[[ ENTRIES SHOWN, beginning ]]

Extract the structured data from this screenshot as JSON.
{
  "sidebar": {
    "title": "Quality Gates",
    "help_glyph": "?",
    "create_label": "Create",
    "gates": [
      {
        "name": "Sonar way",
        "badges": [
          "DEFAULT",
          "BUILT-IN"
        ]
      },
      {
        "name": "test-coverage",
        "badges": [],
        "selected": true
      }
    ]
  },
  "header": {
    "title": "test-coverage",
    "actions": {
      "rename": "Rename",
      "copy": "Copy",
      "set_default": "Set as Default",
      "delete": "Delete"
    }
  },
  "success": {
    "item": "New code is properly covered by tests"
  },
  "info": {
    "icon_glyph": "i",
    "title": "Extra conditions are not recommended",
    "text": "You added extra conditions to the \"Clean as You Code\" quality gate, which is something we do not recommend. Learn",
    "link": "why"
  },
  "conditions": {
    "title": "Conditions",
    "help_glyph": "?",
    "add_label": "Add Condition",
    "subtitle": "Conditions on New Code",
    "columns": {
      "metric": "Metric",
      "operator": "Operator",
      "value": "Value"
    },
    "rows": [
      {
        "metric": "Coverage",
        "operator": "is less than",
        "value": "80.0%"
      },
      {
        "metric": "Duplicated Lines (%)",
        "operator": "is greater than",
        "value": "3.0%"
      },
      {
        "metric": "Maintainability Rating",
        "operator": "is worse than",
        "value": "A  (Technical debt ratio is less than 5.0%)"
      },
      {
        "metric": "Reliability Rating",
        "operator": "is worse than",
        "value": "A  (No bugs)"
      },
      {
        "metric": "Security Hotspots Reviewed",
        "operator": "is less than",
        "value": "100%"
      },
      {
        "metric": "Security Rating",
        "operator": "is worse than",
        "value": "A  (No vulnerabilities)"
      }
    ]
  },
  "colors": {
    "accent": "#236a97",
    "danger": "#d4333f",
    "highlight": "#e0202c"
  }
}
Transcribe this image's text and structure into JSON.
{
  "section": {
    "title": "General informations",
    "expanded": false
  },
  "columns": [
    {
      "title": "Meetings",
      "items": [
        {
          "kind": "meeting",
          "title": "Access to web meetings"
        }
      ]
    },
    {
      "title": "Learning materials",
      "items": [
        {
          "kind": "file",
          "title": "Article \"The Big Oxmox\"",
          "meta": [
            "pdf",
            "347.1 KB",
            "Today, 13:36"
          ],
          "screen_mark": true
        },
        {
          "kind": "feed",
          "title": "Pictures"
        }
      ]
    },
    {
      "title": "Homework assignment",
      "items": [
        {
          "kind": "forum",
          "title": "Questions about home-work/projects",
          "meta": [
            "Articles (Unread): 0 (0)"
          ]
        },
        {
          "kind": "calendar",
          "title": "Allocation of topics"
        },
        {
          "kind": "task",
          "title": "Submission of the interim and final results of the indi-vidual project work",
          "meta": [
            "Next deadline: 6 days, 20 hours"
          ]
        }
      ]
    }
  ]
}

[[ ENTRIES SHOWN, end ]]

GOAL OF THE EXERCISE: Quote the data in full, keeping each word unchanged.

WORKED SOLUTION:
Extract the structured data from this screenshot as JSON.
{
  "sidebar": {
    "title": "Quality Gates",
    "help_glyph": "?",
    "create_label": "Create",
    "gates": [
      {
        "name": "Sonar way",
        "badges": [
          "DEFAULT",
          "BUILT-IN"
        ]
      },
      {
        "name": "test-coverage",
        "badges": [],
        "selected": true
      }
    ]
  },
  "header": {
    "title": "test-coverage",
    "actions": {
      "rename": "Rename",
      "copy": "Copy",
      "set_default": "Set as Default",
      "delete": "Delete"
    }
  },
  "success": {
    "item": "New code is properly covered by tests"
  },
  "info": {
    "icon_glyph": "i",
    "title": "Extra conditions are not recommended",
    "text": "You added extra conditions to the \"Clean as You Code\" quality gate, which is something we do not recommend. Learn",
    "link": "why"
  },
  "conditions": {
    "title": "Conditions",
    "help_glyph": "?",
    "add_label": "Add Condition",
    "subtitle": "Conditions on New Code",
    "columns": {
      "metric": "Metric",
      "operator": "Operator",
      "value": "Value"
    },
    "rows": [
      {
        "metric": "Coverage",
        "operator": "is less than",
        "value": "80.0%"
      },
      {
        "metric": "Duplicated Lines (%)",
        "operator": "is greater than",
        "value": "3.0%"
      },
      {
        "metric": "Maintainability Rating",
        "operator": "is worse than",
        "value": "A  (Technical debt ratio is less than 5.0%)"
      },
      {
        "metric": "Reliability Rating",
        "operator": "is worse than",
        "value": "A  (No bugs)"
      },
      {
        "metric": "Security Hotspots Reviewed",
        "operator": "is less than",
        "value": "100%"
      },
      {
        "metric": "Security Rating",
        "operator": "is worse than",
        "value": "A  (No vulnerabilities)"
      }
    ]
  },
  "colors": {
    "accent": "#236a97",
    "danger": "#d4333f",
    "highlight": "#e0202c"
  }
}
Transcribe this image's text and structure into JSON.
{
  "section": {
    "title": "General informations",
    "expanded": false
  },
  "columns": [
    {
      "title": "Meetings",
      "items": [
        {
          "kind": "meeting",
          "title": "Access to web meetings"
        }
      ]
    },
    {
      "title": "Learning materials",
      "items": [
        {
          "kind": "file",
          "title": "Article \"The Big Oxmox\"",
          "meta": [
            "pdf",
            "347.1 KB",
            "Today, 13:36"
          ],
          "screen_mark": true
        },
        {
          "kind": "feed",
          "title": "Pictures"
        }
      ]
    },
    {
      "title": "Homework assignment",
      "items": [
        {
          "kind": "forum",
          "title": "Questions about home-work/projects",
          "meta": [
            "Articles (Unread): 0 (0)"
          ]
        },
        {
          "kind": "calendar",
          "title": "Allocation of topics"
        },
        {
          "kind": "task",
          "title": "Submission of the interim and final results of the indi-vidual project work",
          "meta": [
            "Next deadline: 6 days, 20 hours"
          ]
        }
      ]
    }
  ]
}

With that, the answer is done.